● How to complete this task: Go through the entries below and pick out every line with "sliver".

◇ ◇ ◇ ◇ ◇ ◇ ◇

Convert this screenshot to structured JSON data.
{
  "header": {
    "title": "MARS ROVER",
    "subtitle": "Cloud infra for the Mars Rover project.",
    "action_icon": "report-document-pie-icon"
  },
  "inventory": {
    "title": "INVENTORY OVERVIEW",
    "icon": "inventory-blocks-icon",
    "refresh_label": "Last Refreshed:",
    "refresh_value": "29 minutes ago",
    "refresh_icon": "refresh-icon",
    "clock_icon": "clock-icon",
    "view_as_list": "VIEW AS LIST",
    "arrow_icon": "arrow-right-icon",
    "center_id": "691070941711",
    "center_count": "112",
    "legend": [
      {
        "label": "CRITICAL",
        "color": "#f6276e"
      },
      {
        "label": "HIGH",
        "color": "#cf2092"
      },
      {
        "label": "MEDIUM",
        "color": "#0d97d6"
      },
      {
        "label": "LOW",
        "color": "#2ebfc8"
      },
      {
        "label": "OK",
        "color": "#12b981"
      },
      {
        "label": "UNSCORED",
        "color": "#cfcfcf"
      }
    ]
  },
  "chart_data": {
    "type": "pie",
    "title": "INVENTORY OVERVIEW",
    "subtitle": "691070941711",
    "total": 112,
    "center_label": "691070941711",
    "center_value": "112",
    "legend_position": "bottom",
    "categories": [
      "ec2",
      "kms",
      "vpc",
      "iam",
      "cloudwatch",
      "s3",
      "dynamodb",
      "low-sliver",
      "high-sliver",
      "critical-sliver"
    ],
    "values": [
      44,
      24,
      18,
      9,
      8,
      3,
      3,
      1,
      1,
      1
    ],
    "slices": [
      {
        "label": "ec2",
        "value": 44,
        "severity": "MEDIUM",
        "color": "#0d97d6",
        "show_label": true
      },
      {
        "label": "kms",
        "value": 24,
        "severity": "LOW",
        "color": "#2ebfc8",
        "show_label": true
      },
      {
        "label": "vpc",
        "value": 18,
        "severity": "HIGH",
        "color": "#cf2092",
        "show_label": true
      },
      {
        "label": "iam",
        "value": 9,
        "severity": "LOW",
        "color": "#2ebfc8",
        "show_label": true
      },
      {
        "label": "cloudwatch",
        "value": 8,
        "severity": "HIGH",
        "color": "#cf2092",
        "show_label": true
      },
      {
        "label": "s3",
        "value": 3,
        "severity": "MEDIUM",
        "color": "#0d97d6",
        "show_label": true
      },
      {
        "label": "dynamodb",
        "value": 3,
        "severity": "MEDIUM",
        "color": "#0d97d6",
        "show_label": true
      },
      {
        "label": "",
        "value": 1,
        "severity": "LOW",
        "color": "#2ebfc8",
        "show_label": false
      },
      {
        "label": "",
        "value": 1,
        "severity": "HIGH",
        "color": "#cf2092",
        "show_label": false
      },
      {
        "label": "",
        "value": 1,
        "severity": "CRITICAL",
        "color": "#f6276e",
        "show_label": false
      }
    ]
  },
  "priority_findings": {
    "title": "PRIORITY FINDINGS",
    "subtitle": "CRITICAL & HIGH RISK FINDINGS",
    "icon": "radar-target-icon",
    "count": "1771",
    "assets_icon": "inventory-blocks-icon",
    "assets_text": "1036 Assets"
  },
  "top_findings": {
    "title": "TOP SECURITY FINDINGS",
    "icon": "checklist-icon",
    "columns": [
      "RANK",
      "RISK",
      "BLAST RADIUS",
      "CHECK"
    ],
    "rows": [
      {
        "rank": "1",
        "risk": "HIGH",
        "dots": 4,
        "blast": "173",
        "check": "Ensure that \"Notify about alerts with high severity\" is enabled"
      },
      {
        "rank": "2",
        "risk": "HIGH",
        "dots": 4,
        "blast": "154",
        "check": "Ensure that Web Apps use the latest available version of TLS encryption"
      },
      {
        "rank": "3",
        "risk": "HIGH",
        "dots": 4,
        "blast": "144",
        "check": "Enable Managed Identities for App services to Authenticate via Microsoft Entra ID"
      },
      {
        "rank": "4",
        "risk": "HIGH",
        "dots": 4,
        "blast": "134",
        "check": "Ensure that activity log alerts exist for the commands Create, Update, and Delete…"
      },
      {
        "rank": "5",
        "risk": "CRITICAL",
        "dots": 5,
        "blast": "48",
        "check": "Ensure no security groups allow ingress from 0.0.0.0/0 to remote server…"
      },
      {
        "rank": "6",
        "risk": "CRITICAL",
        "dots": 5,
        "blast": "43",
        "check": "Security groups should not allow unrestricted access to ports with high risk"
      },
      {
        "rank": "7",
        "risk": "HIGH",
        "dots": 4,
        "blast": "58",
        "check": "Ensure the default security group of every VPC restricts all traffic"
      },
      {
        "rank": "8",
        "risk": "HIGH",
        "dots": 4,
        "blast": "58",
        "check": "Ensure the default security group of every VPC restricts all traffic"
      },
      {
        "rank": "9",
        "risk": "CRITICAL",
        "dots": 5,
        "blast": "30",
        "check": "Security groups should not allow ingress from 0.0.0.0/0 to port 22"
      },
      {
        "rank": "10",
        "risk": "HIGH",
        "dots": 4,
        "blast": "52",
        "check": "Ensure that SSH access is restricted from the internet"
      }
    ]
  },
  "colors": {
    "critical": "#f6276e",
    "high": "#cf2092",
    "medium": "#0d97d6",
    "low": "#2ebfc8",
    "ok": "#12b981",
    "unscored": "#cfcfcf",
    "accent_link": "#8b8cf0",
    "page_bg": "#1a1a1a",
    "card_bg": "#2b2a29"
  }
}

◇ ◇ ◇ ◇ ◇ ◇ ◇

● Solution below:
      "low-sliver",
      "high-sliver",
      "critical-sliver"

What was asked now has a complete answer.